Republic Ballroom AB (Sheraton Boston )
Alexander A. Jacques, University of Utah, Salt Lake City, UT; and J. D. Horel and E. T. Crosman

Handout (3.6 MB)

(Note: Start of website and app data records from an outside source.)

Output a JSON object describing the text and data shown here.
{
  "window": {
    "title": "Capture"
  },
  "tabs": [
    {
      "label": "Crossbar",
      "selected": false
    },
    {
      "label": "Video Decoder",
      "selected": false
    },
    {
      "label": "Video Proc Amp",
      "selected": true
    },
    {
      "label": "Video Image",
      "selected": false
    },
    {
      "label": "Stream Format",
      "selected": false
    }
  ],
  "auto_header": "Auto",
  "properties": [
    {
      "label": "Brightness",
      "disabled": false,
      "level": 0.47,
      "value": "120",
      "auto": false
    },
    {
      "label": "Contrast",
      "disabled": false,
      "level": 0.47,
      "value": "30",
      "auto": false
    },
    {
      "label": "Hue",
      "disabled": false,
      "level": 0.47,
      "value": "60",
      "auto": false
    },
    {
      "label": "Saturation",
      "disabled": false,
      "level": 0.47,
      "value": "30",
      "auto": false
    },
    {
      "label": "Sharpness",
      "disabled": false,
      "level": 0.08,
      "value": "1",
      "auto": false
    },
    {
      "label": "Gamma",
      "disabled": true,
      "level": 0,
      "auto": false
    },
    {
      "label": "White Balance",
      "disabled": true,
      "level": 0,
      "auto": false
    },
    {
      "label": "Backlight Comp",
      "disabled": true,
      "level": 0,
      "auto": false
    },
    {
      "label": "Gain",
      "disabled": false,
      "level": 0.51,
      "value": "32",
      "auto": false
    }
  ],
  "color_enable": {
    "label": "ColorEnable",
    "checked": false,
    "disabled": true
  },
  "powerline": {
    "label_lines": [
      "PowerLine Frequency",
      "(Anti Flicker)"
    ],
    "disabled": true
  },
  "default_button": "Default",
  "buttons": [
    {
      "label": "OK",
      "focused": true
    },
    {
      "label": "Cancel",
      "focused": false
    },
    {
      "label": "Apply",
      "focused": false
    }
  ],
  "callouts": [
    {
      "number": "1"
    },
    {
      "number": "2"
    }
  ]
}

Mesoscale pressure perturbations originate from a variety of atmospheric processes (e.g., convective systems, gravity waves, frontal passages, etc.). This study uses a variational approach to combine numerical grids of surface pressure (at high spatial resolution) with observations (at high temporal resolution) to produce analysis grids that can be temporally filtered to isolate mesoscale perturbation features in space and time. The surface pressure observations utilized arise from a unique field campaign focused on seismic research. The Earthscope US Transportable Array (USArray) in-situ seismic network provides surface pressure observations at sampling frequencies of 1 and 40 Hz. Stations with pressure sensors were initially deployed in a pseudo-grid format across the central United States in 2010, reported for 1-2 years, and then were redeployed on the eastern edge of the network. At present, the array is finishing deployment along the east coast of the United States, with a subset of stations remaining in place for the next several years while the main array is deployed in Alaska.

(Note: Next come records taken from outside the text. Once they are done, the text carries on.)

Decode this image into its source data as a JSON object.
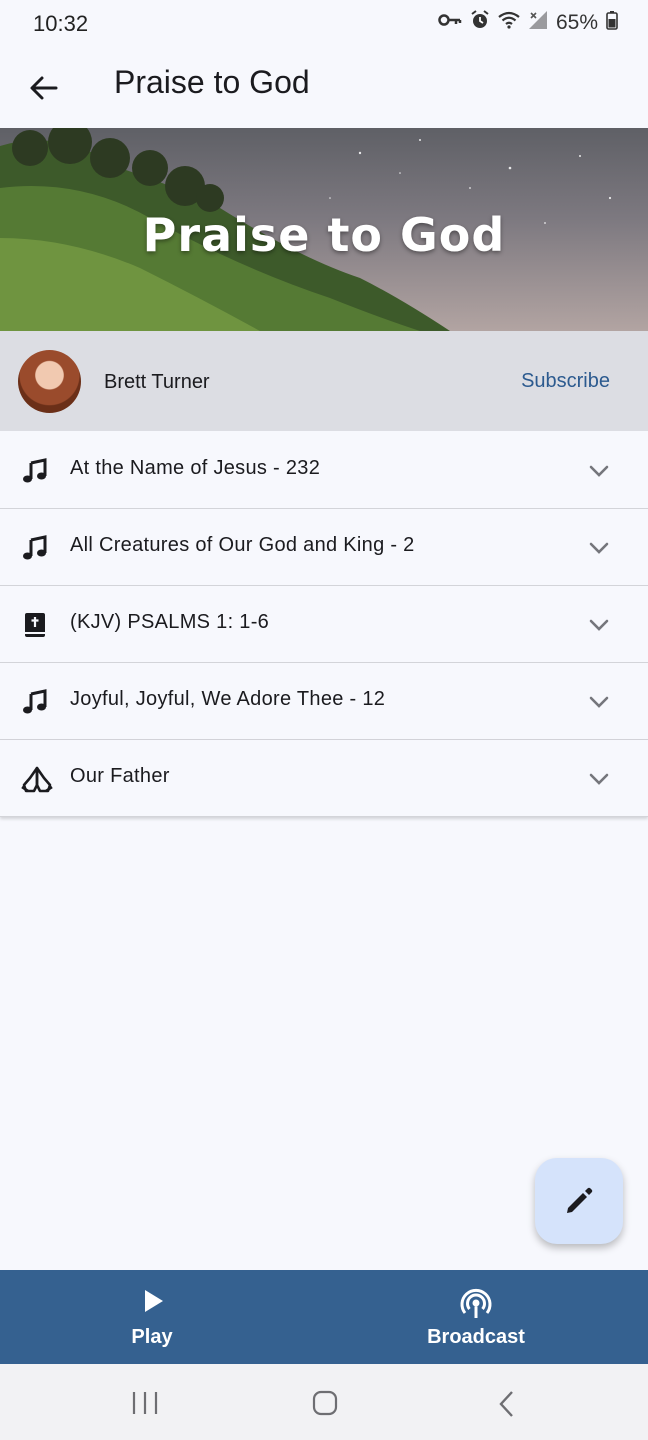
{
  "status_bar": {
    "time": "10:32",
    "battery": "65%",
    "icons": [
      "key-icon",
      "alarm-icon",
      "wifi-icon",
      "signal-icon",
      "battery-icon"
    ]
  },
  "app_bar": {
    "title": "Praise to God",
    "back_icon": "arrow-back-icon"
  },
  "hero": {
    "title": "Praise to God"
  },
  "author": {
    "name": "Brett Turner",
    "subscribe_label": "Subscribe"
  },
  "items": [
    {
      "icon": "music-note-icon",
      "label": "At the Name of Jesus - 232"
    },
    {
      "icon": "music-note-icon",
      "label": "All Creatures of Our God and King - 2"
    },
    {
      "icon": "bible-icon",
      "label": "(KJV) PSALMS 1: 1-6"
    },
    {
      "icon": "music-note-icon",
      "label": "Joyful, Joyful, We Adore Thee - 12"
    },
    {
      "icon": "praying-hands-icon",
      "label": "Our Father"
    }
  ],
  "fab": {
    "icon": "edit-pencil-icon"
  },
  "bottom_nav": {
    "play_label": "Play",
    "broadcast_label": "Broadcast"
  },
  "colors": {
    "background": "#f7f8fd",
    "author_bar": "#dcdde3",
    "accent": "#356190",
    "subscribe": "#2c5a8f",
    "fab": "#d5e3fb"
  }
}
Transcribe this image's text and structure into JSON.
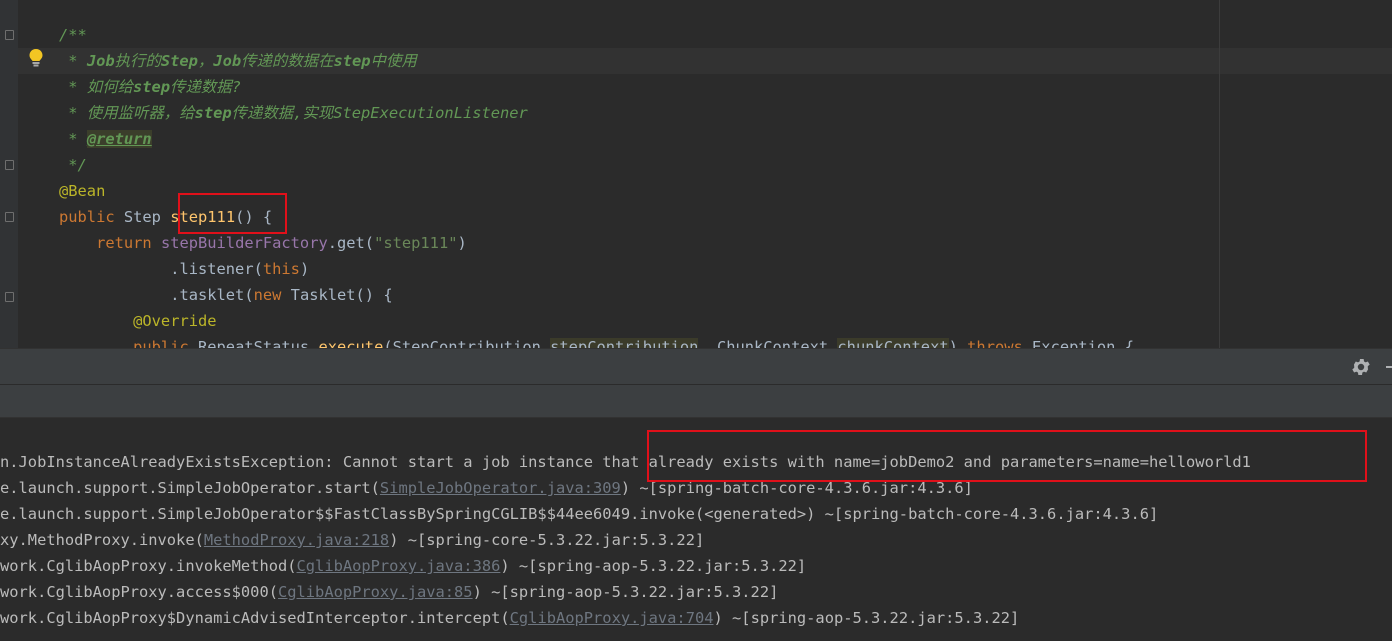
{
  "editor": {
    "lines": [
      {
        "tokens": [
          {
            "c": "doc",
            "t": "/**"
          }
        ]
      },
      {
        "tokens": [
          {
            "c": "doc",
            "t": " * "
          },
          {
            "c": "docb",
            "t": "Job"
          },
          {
            "c": "doc",
            "t": "执行的"
          },
          {
            "c": "docb",
            "t": "Step"
          },
          {
            "c": "doc",
            "t": "，"
          },
          {
            "c": "docb",
            "t": "Job"
          },
          {
            "c": "doc",
            "t": "传递的数据在"
          },
          {
            "c": "docb",
            "t": "step"
          },
          {
            "c": "doc",
            "t": "中使用"
          }
        ]
      },
      {
        "tokens": [
          {
            "c": "doc",
            "t": " * 如何给"
          },
          {
            "c": "docb",
            "t": "step"
          },
          {
            "c": "doc",
            "t": "传递数据?"
          }
        ]
      },
      {
        "tokens": [
          {
            "c": "doc",
            "t": " * 使用监听器，给"
          },
          {
            "c": "docb",
            "t": "step"
          },
          {
            "c": "doc",
            "t": "传递数据,实现StepExecutionListener"
          }
        ]
      },
      {
        "tokens": [
          {
            "c": "doc",
            "t": " * "
          },
          {
            "c": "tag",
            "t": "@return"
          }
        ]
      },
      {
        "tokens": [
          {
            "c": "doc",
            "t": " */"
          }
        ]
      },
      {
        "tokens": [
          {
            "c": "ann",
            "t": "@Bean"
          }
        ]
      },
      {
        "tokens": [
          {
            "c": "kw",
            "t": "public "
          },
          {
            "c": "plain",
            "t": "Step "
          },
          {
            "c": "fn",
            "t": "step111"
          },
          {
            "c": "plain",
            "t": "() {"
          }
        ]
      },
      {
        "tokens": [
          {
            "c": "kw",
            "t": "    return "
          },
          {
            "c": "fld",
            "t": "stepBuilderFactory"
          },
          {
            "c": "plain",
            "t": ".get("
          },
          {
            "c": "str",
            "t": "\"step111\""
          },
          {
            "c": "plain",
            "t": ")"
          }
        ]
      },
      {
        "tokens": [
          {
            "c": "plain",
            "t": "            .listener("
          },
          {
            "c": "kw",
            "t": "this"
          },
          {
            "c": "plain",
            "t": ")"
          }
        ]
      },
      {
        "tokens": [
          {
            "c": "plain",
            "t": "            .tasklet("
          },
          {
            "c": "kw",
            "t": "new "
          },
          {
            "c": "plain",
            "t": "Tasklet() {"
          }
        ]
      },
      {
        "tokens": [
          {
            "c": "ann",
            "t": "        @Override"
          }
        ]
      },
      {
        "tokens": [
          {
            "c": "kw",
            "t": "        public "
          },
          {
            "c": "plain",
            "t": "RepeatStatus "
          },
          {
            "c": "fn",
            "t": "execute"
          },
          {
            "c": "plain",
            "t": "(StepContribution "
          },
          {
            "c": "hl",
            "t": "stepContribution"
          },
          {
            "c": "plain",
            "t": ", ChunkContext "
          },
          {
            "c": "hl",
            "t": "chunkContext"
          },
          {
            "c": "plain",
            "t": ") "
          },
          {
            "c": "kw",
            "t": "throws "
          },
          {
            "c": "plain",
            "t": "Exception {"
          }
        ]
      }
    ]
  },
  "console": {
    "lines": [
      {
        "tokens": [
          {
            "c": "p",
            "t": "n.JobInstanceAlreadyExistsException: Cannot start a job instance that already exists with name=jobDemo2 and parameters=name=helloworld1"
          }
        ]
      },
      {
        "tokens": [
          {
            "c": "p",
            "t": "e.launch.support.SimpleJobOperator.start("
          },
          {
            "c": "link",
            "t": "SimpleJobOperator.java:309"
          },
          {
            "c": "p",
            "t": ") ~[spring-batch-core-4.3.6.jar:4.3.6]"
          }
        ]
      },
      {
        "tokens": [
          {
            "c": "p",
            "t": "e.launch.support.SimpleJobOperator$$FastClassBySpringCGLIB$$44ee6049.invoke(<generated>) ~[spring-batch-core-4.3.6.jar:4.3.6]"
          }
        ]
      },
      {
        "tokens": [
          {
            "c": "p",
            "t": "xy.MethodProxy.invoke("
          },
          {
            "c": "link",
            "t": "MethodProxy.java:218"
          },
          {
            "c": "p",
            "t": ") ~[spring-core-5.3.22.jar:5.3.22]"
          }
        ]
      },
      {
        "tokens": [
          {
            "c": "p",
            "t": "work.CglibAopProxy.invokeMethod("
          },
          {
            "c": "link",
            "t": "CglibAopProxy.java:386"
          },
          {
            "c": "p",
            "t": ") ~[spring-aop-5.3.22.jar:5.3.22]"
          }
        ]
      },
      {
        "tokens": [
          {
            "c": "p",
            "t": "work.CglibAopProxy.access$000("
          },
          {
            "c": "link",
            "t": "CglibAopProxy.java:85"
          },
          {
            "c": "p",
            "t": ") ~[spring-aop-5.3.22.jar:5.3.22]"
          }
        ]
      },
      {
        "tokens": [
          {
            "c": "p",
            "t": "work.CglibAopProxy$DynamicAdvisedInterceptor.intercept("
          },
          {
            "c": "link",
            "t": "CglibAopProxy.java:704"
          },
          {
            "c": "p",
            "t": ") ~[spring-aop-5.3.22.jar:5.3.22]"
          }
        ]
      }
    ]
  },
  "icons": {
    "settings": "gear-icon",
    "hide": "minimize-icon",
    "intention": "lightbulb-icon"
  },
  "colors": {
    "highlight_box": "#e0101a",
    "comment": "#629755",
    "keyword": "#cc7832",
    "function": "#ffc66d"
  }
}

The spring and summer seasons of 2011 are chosen for further analysis based on plentiful mesoscale pressure perturbations over the Central Plains where the array was located at that time. Background grids are generated from the first guess and analysis surface pressure grids of the hourly Real Time Mesoscale Analysis (RTMA). Utilizing the USArray observations and a modified University of Utah Two-Dimensional Variational Analysis (UU2DVAR) algorithm, analysis grids at five-minute intervals are produced. Analysis grids are filtered to identify prominent perturbation features over the geographical region assessed. Examples of high-impact mesoscale phenomena that traversed the USArray are provided.